In the past, companies have been performing 'business combination' in order to make money, survive or to expand" (Sudarsanam, 1995) Before going on to the definition part of mergers and acquisitions it is very important to draw a line between the two activities. Acquisitions happen when the acquiring company takes over the target company and clearly establishes itself as the new owner. Merger happens when two relatively equal companies, agree to go forward as a single new company rather then being separately owned and operated. (Refer appendix 1) Merger:
In a merger, two or more companies of 'comparable size' are brought together and fused to create a new legal entity. Each of the companies, if the law allows, loses its own legal identity in favour of the new merged one. (Gardner, 1996) In business or economics, a merger is a combination of two companies into a larger company. The will to do so is 'commonly voluntary' and may involve a stock swap or cash payment between the two parties. Swapping of stock is the more preferred of the two activities, as swapping stock allows the involved risk (pertaining to the deal) to be shared among the shareholders of the two organisations.
In a merger, the corporations come together to combine and share their resources to achieve common objectives. The ownership is transferred from the two separate groups of shareholders to a joint ownership, of the merged entity. During the course of a merger, a new entity is formed by 'subsuming' the merging firms. (Sudarsanam, 1995) Acquisition: An acquisition is defined as "A union or combination in which one of the enterprises, namely the acquirer, obtains control over the net assets and operations of another enterprise, the acquired, in exchange for the transfer of assets, incurrence of liability or issue of equity.
" (Benston, Hunter & Wall, 1995) In an acquisition, the buyer normally pays full value of the target company plus a premium. In other words, the buyer pays the discounted value of all future cash flows from the business plus 10-50 percent more. The reason why buyers pay premium is that they are in competition with other buyers and often they need to pay a premium to persuade the seller to sell. (Rankin & Howson, 2005)

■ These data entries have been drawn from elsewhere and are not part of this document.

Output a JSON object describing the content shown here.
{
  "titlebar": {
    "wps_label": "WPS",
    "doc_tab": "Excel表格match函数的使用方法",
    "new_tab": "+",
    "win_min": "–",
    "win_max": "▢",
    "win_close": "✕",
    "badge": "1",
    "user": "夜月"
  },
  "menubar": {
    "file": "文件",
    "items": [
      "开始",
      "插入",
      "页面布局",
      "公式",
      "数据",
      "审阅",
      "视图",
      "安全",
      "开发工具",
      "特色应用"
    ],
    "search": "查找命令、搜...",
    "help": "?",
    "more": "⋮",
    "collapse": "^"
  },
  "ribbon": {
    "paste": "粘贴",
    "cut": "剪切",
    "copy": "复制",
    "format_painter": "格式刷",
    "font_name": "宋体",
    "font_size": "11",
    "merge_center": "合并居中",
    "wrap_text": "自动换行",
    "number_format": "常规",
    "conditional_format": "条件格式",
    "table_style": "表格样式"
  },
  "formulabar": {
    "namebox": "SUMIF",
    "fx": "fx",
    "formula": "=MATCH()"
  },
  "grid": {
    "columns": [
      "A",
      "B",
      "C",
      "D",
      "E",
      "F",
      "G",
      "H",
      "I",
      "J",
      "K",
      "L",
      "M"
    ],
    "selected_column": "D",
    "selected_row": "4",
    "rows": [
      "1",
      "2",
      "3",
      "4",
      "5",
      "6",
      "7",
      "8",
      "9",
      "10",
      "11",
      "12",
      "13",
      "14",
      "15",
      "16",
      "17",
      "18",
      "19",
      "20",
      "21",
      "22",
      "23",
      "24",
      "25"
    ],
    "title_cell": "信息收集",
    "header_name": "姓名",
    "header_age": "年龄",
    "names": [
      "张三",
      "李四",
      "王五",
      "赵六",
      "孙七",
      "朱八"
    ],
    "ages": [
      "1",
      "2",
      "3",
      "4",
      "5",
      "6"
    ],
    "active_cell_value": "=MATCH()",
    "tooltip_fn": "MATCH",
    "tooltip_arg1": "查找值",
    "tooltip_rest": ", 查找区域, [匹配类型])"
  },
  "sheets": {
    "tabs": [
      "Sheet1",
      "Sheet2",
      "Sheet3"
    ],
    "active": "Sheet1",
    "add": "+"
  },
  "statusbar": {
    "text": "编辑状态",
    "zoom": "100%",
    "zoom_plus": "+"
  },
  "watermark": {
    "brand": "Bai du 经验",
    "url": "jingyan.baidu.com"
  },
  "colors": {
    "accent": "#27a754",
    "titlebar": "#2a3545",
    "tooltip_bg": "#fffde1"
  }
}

An acquisition involves the acquiring of the assets and/or share capital (almost invariably of both) of another business. In contrast to a merger in which both parties are normally of equal stature, an acquisition implies that one of the companies involved is a senior party. In an acquisition, at least half of the voting rights are passed on to the acquiring company from the acquired company. The bought company might then disappear as a legal entity (partly depending on local law). (Gardner, 1996)